ere is a Mary Oliver story for you.
One summer many years ago, when I was starting my first year in college and trying to figure out who I would be, my mom and I stayed in Cape Cod for cheap at the home of a friend of hers from medical school.
Our first morning there, my mother woke up at dawn for a walk on the beach and asked me if I wanted to come. I groggily, grumpily, told her no, preferring to sleep in. I was at the age when one gets angry at being pulled along to family vacations, when there are more important things to do than take a morning walk with your mom. I had brought some paperbacks that I wanted to get through and had stayed up late the night before reading them, in part to not deal with possible conversations or forced chatter with my mom’s medical school friends.
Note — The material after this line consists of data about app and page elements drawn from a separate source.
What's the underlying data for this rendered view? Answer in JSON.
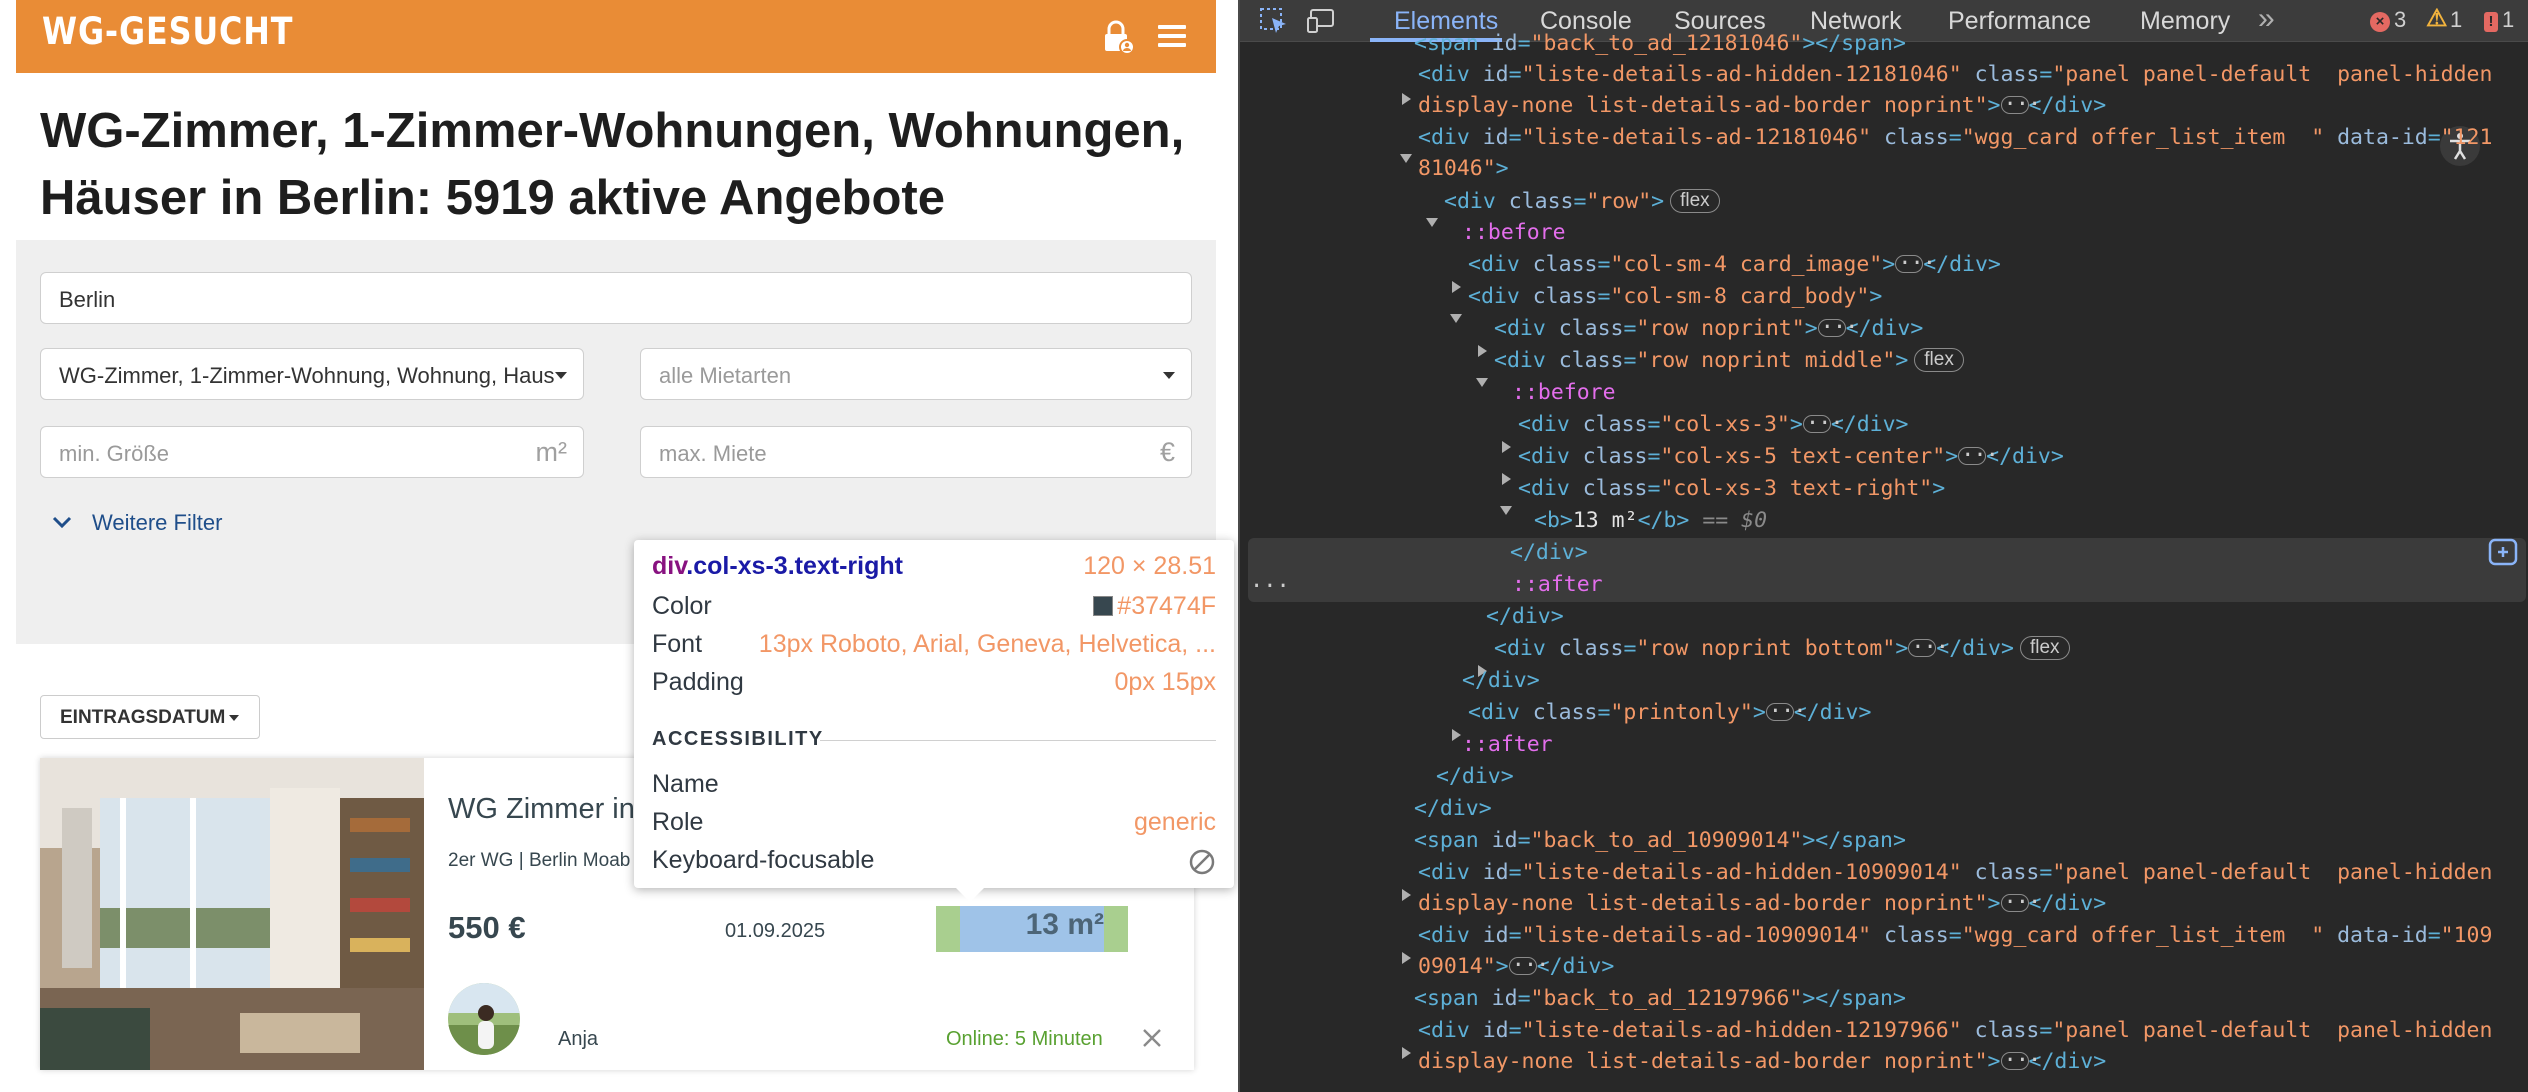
{
  "webpage": {
    "logo": "WG-GESUCHT",
    "title": "WG-Zimmer, 1-Zimmer-Wohnungen, Wohnungen, Häuser in Berlin: 5919 aktive Angebote",
    "search": {
      "city": "Berlin",
      "category": "WG-Zimmer, 1-Zimmer-Wohnung, Wohnung, Haus",
      "rent_type_placeholder": "alle Mietarten",
      "min_size_placeholder": "min. Größe",
      "min_size_unit": "m²",
      "max_rent_placeholder": "max. Miete",
      "max_rent_unit": "€",
      "more_filters": "Weitere Filter"
    },
    "sort_label": "EINTRAGSDATUM",
    "listing": {
      "title": "WG Zimmer in",
      "subtitle": "2er WG | Berlin Moab",
      "price": "550 €",
      "date": "01.09.2025",
      "size": "13 m²",
      "user": "Anja",
      "online": "Online: 5 Minuten"
    },
    "inspector_tooltip": {
      "element_tag": "div",
      "element_class": ".col-xs-3.text-right",
      "dimensions": "120 × 28.51",
      "color_label": "Color",
      "color_value": "#37474F",
      "font_label": "Font",
      "font_value": "13px Roboto, Arial, Geneva, Helvetica, ...",
      "padding_label": "Padding",
      "padding_value": "0px 15px",
      "accessibility_heading": "ACCESSIBILITY",
      "name_label": "Name",
      "role_label": "Role",
      "role_value": "generic",
      "focusable_label": "Keyboard-focusable"
    }
  },
  "devtools": {
    "tabs": [
      "Elements",
      "Console",
      "Sources",
      "Network",
      "Performance",
      "Memory"
    ],
    "active_tab": "Elements",
    "errors": "3",
    "warnings": "1",
    "issues": "1",
    "selected_suffix": "== $0",
    "colors": {
      "tag": "#5db0d7",
      "attr": "#9bbbdc",
      "value": "#f29766",
      "pseudo": "#e36eec",
      "accent": "#8ab4f8"
    }
  }
}
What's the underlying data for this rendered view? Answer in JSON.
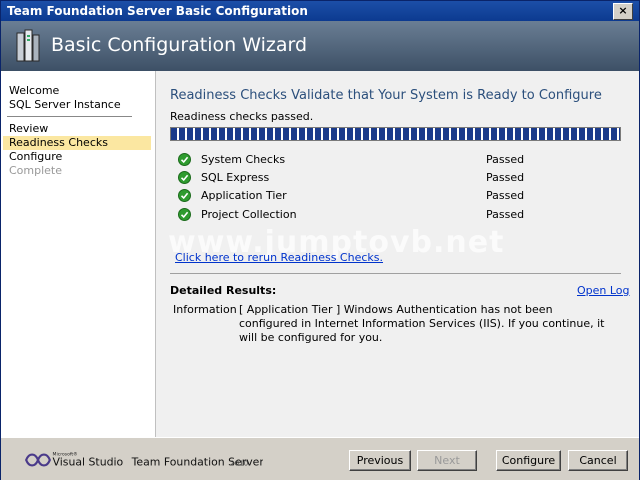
{
  "window": {
    "title": "Team Foundation Server Basic Configuration",
    "close_label": "×"
  },
  "header": {
    "title": "Basic Configuration Wizard"
  },
  "sidebar": {
    "items": [
      {
        "label": "Welcome"
      },
      {
        "label": "SQL Server Instance"
      },
      {
        "label": "Review"
      },
      {
        "label": "Readiness Checks"
      },
      {
        "label": "Configure"
      },
      {
        "label": "Complete"
      }
    ]
  },
  "main": {
    "heading": "Readiness Checks Validate that Your System is Ready to Configure",
    "subtext": "Readiness checks passed.",
    "progress": {
      "percent": 100
    },
    "checks": [
      {
        "name": "System Checks",
        "status": "Passed"
      },
      {
        "name": "SQL Express",
        "status": "Passed"
      },
      {
        "name": "Application Tier",
        "status": "Passed"
      },
      {
        "name": "Project Collection",
        "status": "Passed"
      }
    ],
    "rerun_link": "Click here to rerun Readiness Checks.",
    "watermark": "www.jumptovb.net",
    "details": {
      "title": "Detailed Results:",
      "open_log": "Open Log",
      "info_label": "Information",
      "info_text": "[ Application Tier ] Windows Authentication has not been configured in Internet Information Services (IIS). If you continue, it will be configured for you."
    }
  },
  "footer": {
    "brand_small": "Microsoft®",
    "brand_vs": "Visual Studio",
    "brand_rest": "Team Foundation Server",
    "brand_year": "2010",
    "buttons": {
      "previous": "Previous",
      "next": "Next",
      "configure": "Configure",
      "cancel": "Cancel"
    }
  },
  "colors": {
    "check_ok": "#2e9b2e",
    "link": "#0033cc",
    "selected_bg": "#fbe7a1",
    "heading": "#2b4f7c"
  }
}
An hour later, just as I was waking up from slumber, my mother came in, all smiles and sun happy.
“What a walk, Tuan! It’s so beautiful outside!” She said.
I suspected her of exaggeration, to evince from me some regret at sleeping in.
“You would have liked the woman I met on the beach too.” She added. My mother went on to describe how she saw a gentle gray haired woman walking her dog on the empty beach, how lovely the beach was with the sun barely up, how the woman saw her walking alone and started a friendly chat with her, and how she had a gentle, kind, and patient way about her.
“What did you two talk about?”
“Well, life, family, the light on the cape at that time. She told me she is a poet, and I told her about you and how much you love literature and wanted to write too.”
“Oh really!” I perked up, awake finally. “Who is it? Anyone I know?”
The poet on the walk, of course, was Mary Oliver.
Lesson learned. When your mother asks you to take an early morning walk on the beach with her, you should go. There is a finite number of such walks in your life. And there’s always a chance you could run into your literary heroine.
That’s the end of my story. It turns out I would never get to meet Mary Oliver in real life, though I would teach her poems to my students and would see her words move them as much as they move me in my later solitude. Thus, the walk, lived through my mother’s description, is how I often picture her when I read her: alone at first with her dog running after the morning waves by her side, then shortly after, in the company of a Vietnamese doctor who has her own stories to tell.
I see it almost as my own memory, watching it unfold as a third person objective narrator, seeing from a distance at the curve of the dunes, Mary Oliver walking side by side with my mother in the Cape’s early dappled sunlight. Two women I hold the utmost respect for, in relaxed dialogue for an idle half hour, neither one realizing how much the other’s words would mean to me throughout my life.